I arrived at my week's destination earlier this afternoon: I'm spending a week on Topsail Island, North Carolina, at a nice place called the Christian Family Life Center, a Marianist ministry that is, alas, set to close down in a couple of months. The idea was to have a place for families to come and spend a week -- only a short walk from the beach! -- and have some fun activities, some spiritual activities (the place has a chapel) and not spend too much money.
Sounds great, doesn't it? Alas, it seems it hasn't been doing so well, so it will soon close. I am sad about it because I have been here twice, and found it a perfect spot: a beach nearby, a chapel, a kitchen, restaurants, quiet, calm. Maybe things could turn around in the next two months? Or maybe someone reading this would like to take over the ministry and make a go of it?
Right after I arrived, I hit the beach, and prayed the office to the sound of the waves breaking. I thought about the choice of psalms for the office to our Lady, and it hit me (and this may have been obvious to you long before me): the Church chooses passages that speak glowingly of the temple, and of Jerusalem, Zion, Israel, because of how they apply to Mary. And here's how: throughout the Old Testament, the Scriptures heap praise and veneration on the temple, on Jerusalem, and on the nation of Israel, insofar as they are the dwelling place of the Most High. So then, if the temple, or if Jerusalem, is holy and precious for that reason, how much moreso the woman who was a living tabernacle?
I offer this for my Protestant and Evangelical friends who hold back from honoring Mary, and yet will be well aware of the passages I mean. Just consider how Scripture depicts the utter holiness of the ark of the covenant, and you will understand why Catholics and Orthodox give Mary such great veneration.
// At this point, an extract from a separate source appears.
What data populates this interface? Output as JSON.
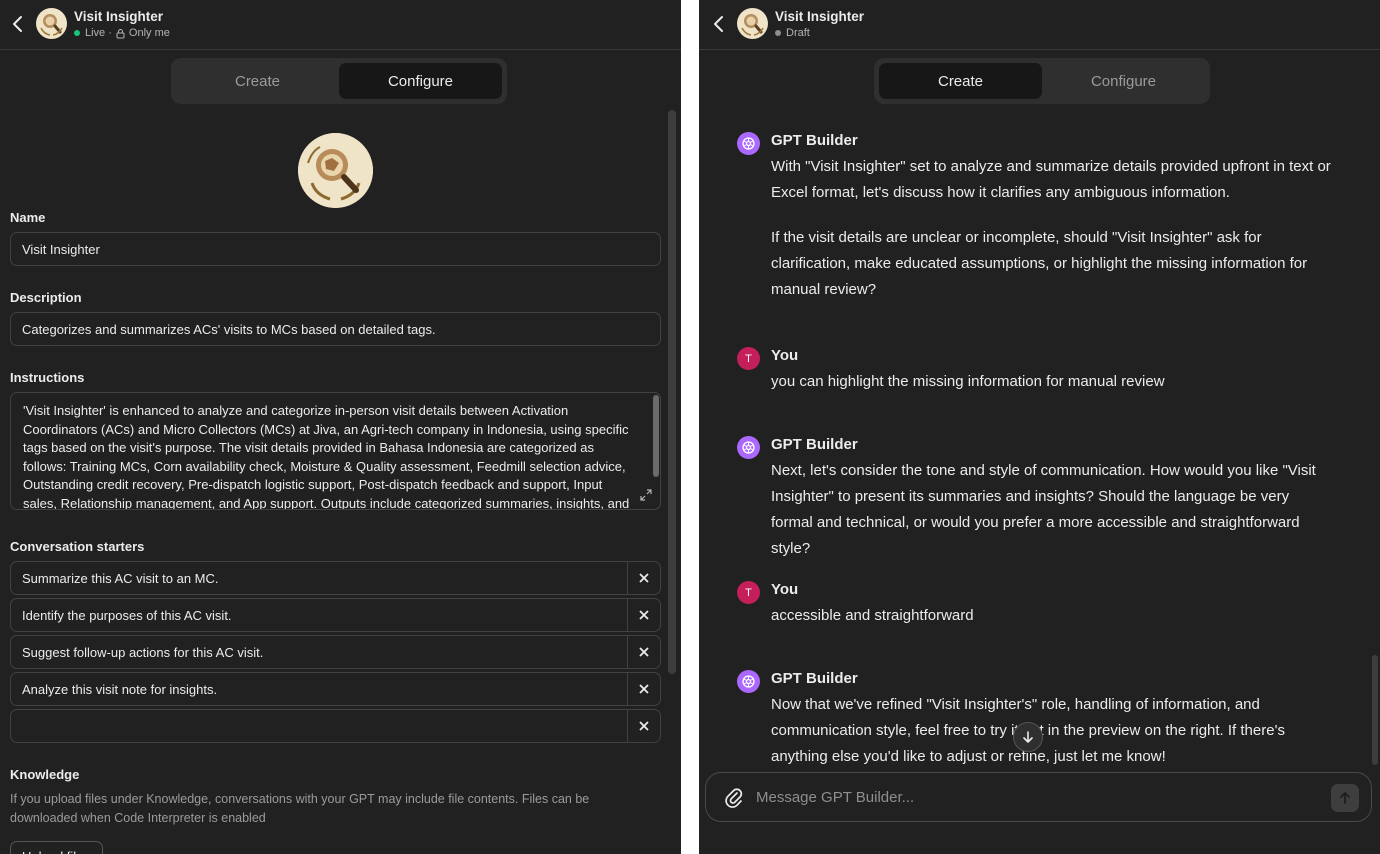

I don't know if I will post much this week; I'm just so happy to have the parochial vicar be a wise and level-headed priest, and to have a staff that can handle things, so I don't have to worry about things back home. The parishes are never far from my thoughts and prayers, but it is good to get a bit of a rest.